From a tribe of spiritual Aborigines, to the elderly couple she comes across who invite her in “for tea” – it is all very endearing, and actually quite beautiful.
The Aborigine man – named Mr. Eddie – who helps her cross a sacred desert is adorable; his language is extremely limited but he and Robyn manage to communicate with physical gestures.
A split-second scene sees Mr. Eddie dancing like a fool in front of the camels – Robyn lays watching him, laughing. This was such a pure scene, a moment which showed the humans being themselves in a dangerous situation (crossing the desert) – I liked this.

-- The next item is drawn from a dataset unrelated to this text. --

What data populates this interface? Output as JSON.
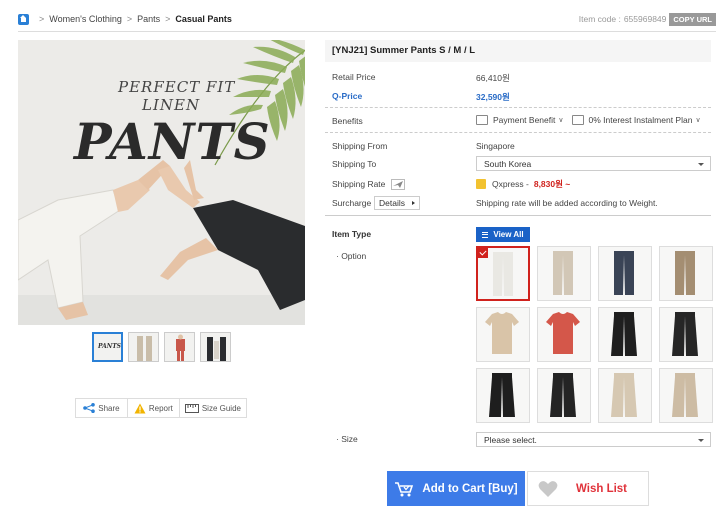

It was wonderful to see two strangers from two completely different walks (pun intended) of life brought together and embarking on such a mission.
In a sense, it was the whole feeling of freedom which most gripped me; like being at Glastonbury festival (England) where anyone is everyone and people from all different backgrounds come together and interact with the same feeling of unity.
Adam Driver – Rick Smolan
Roly Mintuma – Mr. Eddie
Darcy Crouch – Tolly
Daisy Walkabout – Ada
Felicity Steel – Gladdy
Tim Rogers – Glendie
Carol Burns – Mrs. Ward
Bryan Probets – Geoff
John Flaus – Sallay
Robert Coleby – Pop
Lily Pearl – Young Robyn
Melanie Zanetti – Annie
Rainer Bock – Kurt Posel
Jessica Tovey – Jenny
Emma Booth – Marg
Tracks is a beautiful piece of cinema. In every sense; the acting, the scenery, the sense of freedom and compassion throughout. It is all quite lovely.
My personal opinion: I couldn’t sit through it again. Mainly because I know what happens and there would be nothing to look forward to, in fact everyone knows what happens BEFORE they even see it. The poster says it all.
The overall emotion of Tracks should be captured just the once – and then left alone. This isn’t a movie you should stick on repeat; because the feeling may dissolve.. watch it once or twice, feel its message – love it – and then leave it.
Mia Wasikowska gives a brilliant performance as Robyn Davidson, radiating a mixed bag of emotions and bringing a natural flair as she slides effortlessly into the character. I couldn’t think of a better Aussie actress to fill the spot. Well done, Mia.